═════ SOURCE RECORDS
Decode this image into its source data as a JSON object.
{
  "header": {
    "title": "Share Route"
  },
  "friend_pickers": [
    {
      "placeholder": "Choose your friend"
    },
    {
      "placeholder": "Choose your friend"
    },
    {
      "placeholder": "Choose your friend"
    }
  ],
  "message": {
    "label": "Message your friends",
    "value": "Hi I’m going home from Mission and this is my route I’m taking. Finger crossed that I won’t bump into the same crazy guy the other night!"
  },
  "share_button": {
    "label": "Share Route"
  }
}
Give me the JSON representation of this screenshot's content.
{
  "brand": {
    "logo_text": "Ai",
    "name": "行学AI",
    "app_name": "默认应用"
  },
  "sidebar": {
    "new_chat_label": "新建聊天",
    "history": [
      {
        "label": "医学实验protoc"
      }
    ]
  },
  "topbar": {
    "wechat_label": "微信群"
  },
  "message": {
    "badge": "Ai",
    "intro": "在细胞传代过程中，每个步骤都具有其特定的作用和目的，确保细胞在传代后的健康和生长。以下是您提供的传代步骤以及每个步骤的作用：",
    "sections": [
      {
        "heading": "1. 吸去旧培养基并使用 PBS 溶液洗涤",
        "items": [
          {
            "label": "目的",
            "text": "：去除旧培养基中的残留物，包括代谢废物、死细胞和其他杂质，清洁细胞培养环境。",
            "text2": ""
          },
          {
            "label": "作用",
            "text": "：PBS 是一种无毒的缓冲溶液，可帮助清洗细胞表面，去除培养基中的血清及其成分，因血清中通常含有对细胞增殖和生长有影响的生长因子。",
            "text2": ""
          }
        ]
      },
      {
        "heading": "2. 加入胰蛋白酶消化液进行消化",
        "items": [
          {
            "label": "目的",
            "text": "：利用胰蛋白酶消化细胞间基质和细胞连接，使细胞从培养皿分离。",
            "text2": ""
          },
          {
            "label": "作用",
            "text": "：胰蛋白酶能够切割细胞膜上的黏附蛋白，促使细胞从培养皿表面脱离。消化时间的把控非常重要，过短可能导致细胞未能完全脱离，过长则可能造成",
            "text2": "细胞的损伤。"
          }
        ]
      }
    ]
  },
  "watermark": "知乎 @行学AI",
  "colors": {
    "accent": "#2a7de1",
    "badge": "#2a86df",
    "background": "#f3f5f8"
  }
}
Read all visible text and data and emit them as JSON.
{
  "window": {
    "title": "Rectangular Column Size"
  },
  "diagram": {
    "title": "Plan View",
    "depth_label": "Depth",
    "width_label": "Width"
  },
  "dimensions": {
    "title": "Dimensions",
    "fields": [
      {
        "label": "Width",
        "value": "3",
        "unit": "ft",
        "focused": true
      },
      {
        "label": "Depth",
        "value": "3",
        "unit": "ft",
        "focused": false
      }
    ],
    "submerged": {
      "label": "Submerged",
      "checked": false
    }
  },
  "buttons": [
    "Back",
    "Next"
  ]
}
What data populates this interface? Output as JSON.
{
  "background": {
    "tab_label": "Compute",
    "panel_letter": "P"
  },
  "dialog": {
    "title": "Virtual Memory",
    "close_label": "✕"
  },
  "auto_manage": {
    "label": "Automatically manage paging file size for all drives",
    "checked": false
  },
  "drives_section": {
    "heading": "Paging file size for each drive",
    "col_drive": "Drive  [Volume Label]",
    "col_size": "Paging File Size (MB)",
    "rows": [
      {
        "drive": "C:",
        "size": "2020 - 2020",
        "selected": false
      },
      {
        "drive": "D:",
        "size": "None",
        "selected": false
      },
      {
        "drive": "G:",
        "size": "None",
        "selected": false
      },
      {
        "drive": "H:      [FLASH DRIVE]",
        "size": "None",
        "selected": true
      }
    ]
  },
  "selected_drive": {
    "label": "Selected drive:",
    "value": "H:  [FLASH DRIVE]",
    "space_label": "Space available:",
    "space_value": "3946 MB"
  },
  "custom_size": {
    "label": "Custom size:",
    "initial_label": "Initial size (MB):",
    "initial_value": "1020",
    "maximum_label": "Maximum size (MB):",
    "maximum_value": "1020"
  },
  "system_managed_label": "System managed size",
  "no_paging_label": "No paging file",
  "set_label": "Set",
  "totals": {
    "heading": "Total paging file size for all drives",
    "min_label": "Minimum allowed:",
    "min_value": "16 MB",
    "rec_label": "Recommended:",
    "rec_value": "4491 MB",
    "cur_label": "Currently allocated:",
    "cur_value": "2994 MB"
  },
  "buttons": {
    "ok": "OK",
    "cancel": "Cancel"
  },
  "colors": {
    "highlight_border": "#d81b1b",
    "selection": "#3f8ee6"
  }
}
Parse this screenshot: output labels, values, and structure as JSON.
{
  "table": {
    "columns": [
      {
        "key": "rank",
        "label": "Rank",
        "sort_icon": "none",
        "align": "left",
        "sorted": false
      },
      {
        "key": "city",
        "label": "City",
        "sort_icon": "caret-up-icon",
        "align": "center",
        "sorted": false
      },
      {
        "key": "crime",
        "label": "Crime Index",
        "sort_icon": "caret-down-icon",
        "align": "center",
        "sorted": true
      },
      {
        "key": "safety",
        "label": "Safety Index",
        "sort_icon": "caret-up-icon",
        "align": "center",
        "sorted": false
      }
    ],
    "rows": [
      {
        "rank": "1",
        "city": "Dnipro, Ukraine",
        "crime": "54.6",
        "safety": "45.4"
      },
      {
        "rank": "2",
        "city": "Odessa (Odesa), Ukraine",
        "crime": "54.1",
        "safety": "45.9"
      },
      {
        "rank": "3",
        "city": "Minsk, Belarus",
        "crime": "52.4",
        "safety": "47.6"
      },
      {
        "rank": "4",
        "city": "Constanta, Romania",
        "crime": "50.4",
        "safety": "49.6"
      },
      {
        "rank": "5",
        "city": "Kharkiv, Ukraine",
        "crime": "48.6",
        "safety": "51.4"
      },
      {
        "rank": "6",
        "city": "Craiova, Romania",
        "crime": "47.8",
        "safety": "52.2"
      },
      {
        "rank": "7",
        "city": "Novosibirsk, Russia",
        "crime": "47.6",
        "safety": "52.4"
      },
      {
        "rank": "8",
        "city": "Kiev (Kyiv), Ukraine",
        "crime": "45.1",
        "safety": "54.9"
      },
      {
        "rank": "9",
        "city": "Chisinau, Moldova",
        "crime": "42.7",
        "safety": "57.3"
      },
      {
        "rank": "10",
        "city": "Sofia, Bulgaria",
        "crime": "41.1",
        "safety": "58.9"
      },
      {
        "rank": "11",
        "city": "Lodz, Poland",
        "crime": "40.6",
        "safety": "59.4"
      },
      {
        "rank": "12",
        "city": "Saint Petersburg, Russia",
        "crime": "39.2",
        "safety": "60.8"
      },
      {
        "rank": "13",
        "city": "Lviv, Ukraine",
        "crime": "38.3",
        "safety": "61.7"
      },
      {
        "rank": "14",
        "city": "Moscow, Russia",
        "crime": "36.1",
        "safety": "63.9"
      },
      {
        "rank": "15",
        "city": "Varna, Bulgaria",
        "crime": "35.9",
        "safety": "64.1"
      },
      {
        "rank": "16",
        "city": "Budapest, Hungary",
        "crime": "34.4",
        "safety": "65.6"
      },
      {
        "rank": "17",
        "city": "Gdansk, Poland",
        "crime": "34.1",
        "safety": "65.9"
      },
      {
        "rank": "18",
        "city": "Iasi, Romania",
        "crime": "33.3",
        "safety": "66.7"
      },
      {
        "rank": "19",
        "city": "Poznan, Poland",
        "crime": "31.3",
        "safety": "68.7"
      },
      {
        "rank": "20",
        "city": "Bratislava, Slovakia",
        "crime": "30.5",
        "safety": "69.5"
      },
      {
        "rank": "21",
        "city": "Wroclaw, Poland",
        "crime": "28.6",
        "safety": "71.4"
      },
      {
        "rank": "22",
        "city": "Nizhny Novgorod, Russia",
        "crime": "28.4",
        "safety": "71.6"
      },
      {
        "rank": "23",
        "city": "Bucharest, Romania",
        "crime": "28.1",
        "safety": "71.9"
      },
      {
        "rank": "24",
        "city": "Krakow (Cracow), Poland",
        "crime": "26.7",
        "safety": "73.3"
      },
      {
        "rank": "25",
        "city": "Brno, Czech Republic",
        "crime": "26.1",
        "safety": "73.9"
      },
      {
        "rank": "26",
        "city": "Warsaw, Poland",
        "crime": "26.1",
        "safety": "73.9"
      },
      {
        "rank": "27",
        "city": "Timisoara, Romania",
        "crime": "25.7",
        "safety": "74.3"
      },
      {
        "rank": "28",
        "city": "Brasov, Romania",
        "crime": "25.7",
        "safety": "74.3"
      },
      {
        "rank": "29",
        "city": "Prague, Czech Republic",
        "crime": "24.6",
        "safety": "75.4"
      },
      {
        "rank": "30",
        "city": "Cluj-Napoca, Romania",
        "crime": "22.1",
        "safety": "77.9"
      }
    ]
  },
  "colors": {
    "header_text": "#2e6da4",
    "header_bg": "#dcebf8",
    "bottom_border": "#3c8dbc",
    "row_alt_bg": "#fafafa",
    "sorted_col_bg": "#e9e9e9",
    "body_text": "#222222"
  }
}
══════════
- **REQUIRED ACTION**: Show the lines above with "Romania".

- **SOLUTION BELOW**:
        "city": "Constanta, Romania",
        "city": "Craiova, Romania",
        "city": "Iasi, Romania",
        "city": "Bucharest, Romania",
        "city": "Timisoara, Romania",
        "city": "Brasov, Romania",
        "city": "Cluj-Napoca, Romania",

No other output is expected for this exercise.